- Number 3 is Hick’s ‘replica’ theory. He suggests that it is logically possible for there to exist a separate world populated by resurrected persons (‘replicas’) who are brought back to life by God. He uses these three examples to show that logically (not factually) this can happen, but that being resurrected is quite different to merely being transported from say, London to New York
Hick on life after death
- Religious belief carries a ‘cosmic optimism’ that one day we will have the chance to improve ourselves, become more perfect and overcoming problems we could not overcome on earth
- Within eastern traditions, this is understood in terms of the constant rebirths into the physical world
- In Western traditions, it is understood in terms of a belief in eternal life in heaven or hell
Hick argues that if in our life after death, we have improved greatly, we would be able to see the suffering we faced more clearly and we might be able to understand what it was all for and what progress we have made as a result.
He accepts that the idea of life after death is not provable but argues that it is not an unreasonable belief and that if we do continue this journey of progress and development after dearth, this provides a coherent explanation for the problem of evil in the world.

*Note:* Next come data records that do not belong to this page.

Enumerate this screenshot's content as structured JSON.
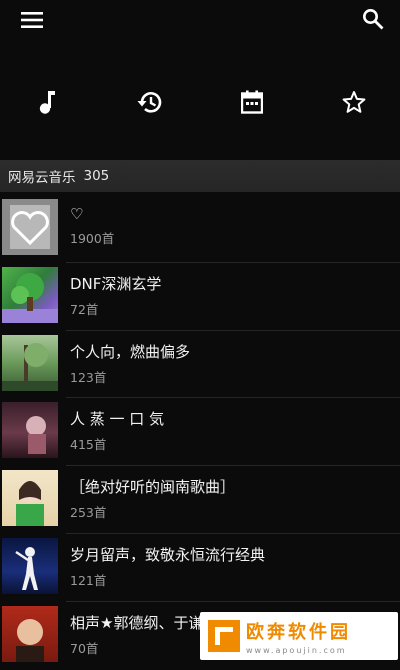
{
  "topbar": {
    "menu_icon": "hamburger-menu-icon",
    "search_icon": "search-icon"
  },
  "tabs": [
    {
      "icon": "music-note-icon"
    },
    {
      "icon": "history-icon"
    },
    {
      "icon": "calendar-icon"
    },
    {
      "icon": "star-icon"
    }
  ],
  "section": {
    "title": "网易云音乐",
    "count": "305"
  },
  "playlists": [
    {
      "title": "♡",
      "count": "1900首"
    },
    {
      "title": "DNF深渊玄学",
      "count": "72首"
    },
    {
      "title": "个人向，燃曲偏多",
      "count": "123首"
    },
    {
      "title": "人 蒸 一 口 気",
      "count": "415首"
    },
    {
      "title": "［绝对好听的闽南歌曲］",
      "count": "253首"
    },
    {
      "title": "岁月留声，致敬永恒流行经典",
      "count": "121首"
    },
    {
      "title": "相声★郭德纲、于谦",
      "count": "70首"
    }
  ],
  "watermark": {
    "name": "欧奔软件园",
    "url": "www.apoujin.com"
  },
  "colors": {
    "background": "#0b0b0b",
    "header": "#2c2c2c",
    "accent": "#f08a00"
  }
}
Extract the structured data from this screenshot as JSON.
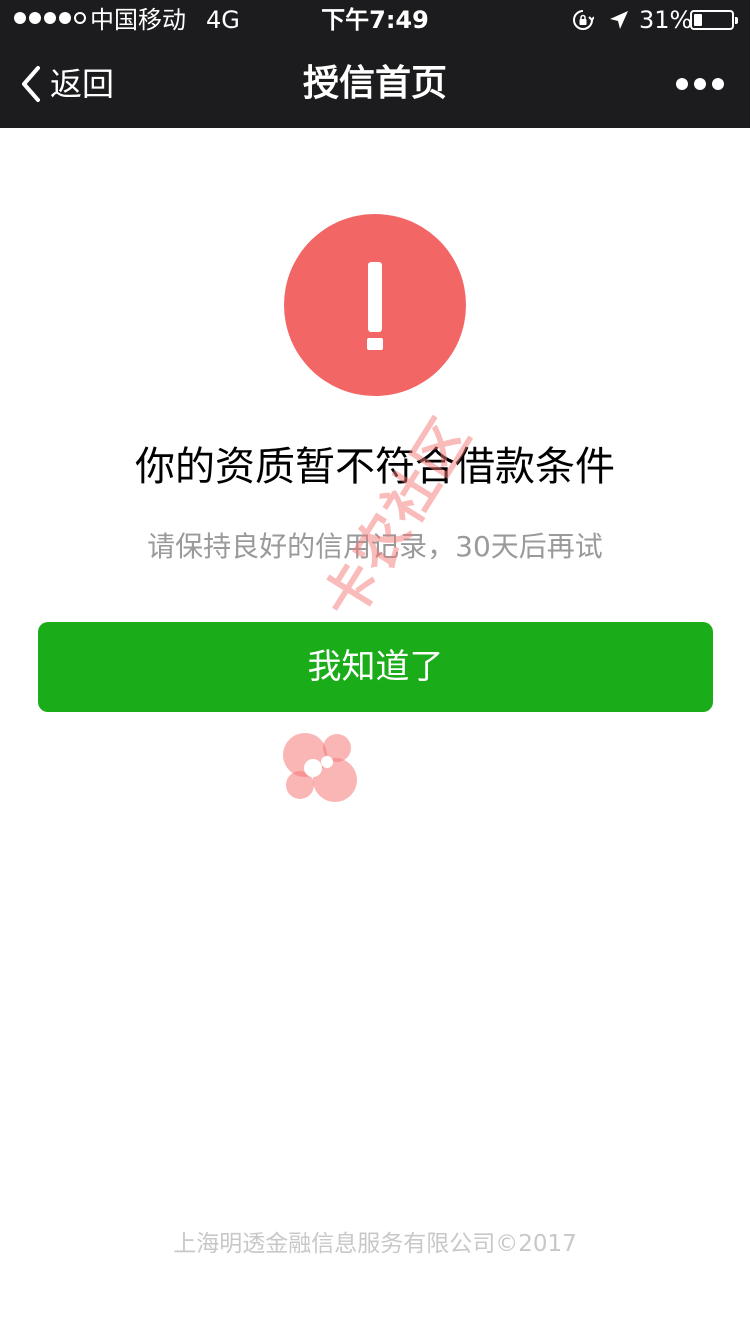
{
  "status_bar": {
    "carrier": "中国移动",
    "network": "4G",
    "time": "下午7:49",
    "battery_percent": "31%",
    "battery_level": 0.31,
    "icons": [
      "signal-dots",
      "orientation-lock-icon",
      "location-arrow-icon",
      "battery-icon"
    ]
  },
  "nav": {
    "back_label": "返回",
    "title": "授信首页",
    "more_icon": "more-dots-icon"
  },
  "content": {
    "icon": "exclamation-icon",
    "icon_color": "#f26666",
    "title": "你的资质暂不符合借款条件",
    "subtitle": "请保持良好的信用记录，30天后再试",
    "button_label": "我知道了",
    "button_color": "#1aad19"
  },
  "watermark": {
    "text": "卡农社区",
    "color": "#f67878"
  },
  "footer": {
    "text": "上海明透金融信息服务有限公司©2017"
  }
}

He rejects the doctrine of hell because he sees this belief as incompatible with the belief in a God of love and argues that this belief was developed as a form of social control, encouraging people not to disobey God or fear eternal punishment.
The body and soul, in his view, are inseparable therefore, if there is to be a life after death for the soul, the body has to be resurrected
Richard Dawkins: a materialist approach
He is a materialist who believed that Human beings are bytes of digital information. There is no soul or consciousness as we are the sum total of our genes. He concentrates of the idea that humans are merely carriers of information and DNA.
For Dawkins, the only conceivable theory is that of evolution. We are as we are because of our genetic makeup, not the efforts of our soul to guide us towards the realm of ideas each change is due to evolution. There is no soul which continues, there is only the survival of DNA, the function of life.
He strongly rejects the notion of the soul in the religious or Platonic sense but does suggest that there may be a place for talking about ‘soul’ in a metaphorical or symbolic way.
- Soul 1 – traditional view of a principle of life, a real separate thing that is spiritual and contains personality. Dawkins rejects this
- Soul 2 – as defined by the Oxford English Dictionary refers to ‘intellectual or spiritual power. High development of the mental faculties. Deep feeling and sensitivity.’ Dawkins argues that this is a meaningful way of describing ourselves provided we are clear that this does not refer to a separate thing
He argues that the consolation religion provides can only truly by consolidation if religion is true and we are able to survive death.
He contends that death should not be feared and that it is merely the ‘extinguishing’ of our consciousness and will be no different to the time before we were born.
“I am against religion because it teaches us to be satisfied with not understanding the world”
In his book ‘The Selfish Gene’ (1976) he proposes that humans are nothing more than ‘survival machines’ – they are the vehicles of genes which are only interested in replicating themselves in order to survive into the next generation.
He deems that humans do not have immortal souls and instead are simply a mixture of chemicals – “life is just bytes and bytes and bytes”.
In Dawkin’s view, human self-awareness is not due to the soul but has developed because self-awareness has evolutionary advantages.
He argues, as Betrand Russell did, that religious beliefs in ideas such as immortality of the soul has no sound basis as they are based on wish-fulfilment for those who lack courage or who fear death.
Materialists believe that consciousness is no more than electro-chemical events within the brain and that no person is capable of surviving brain death. Therefore, physical death is the end.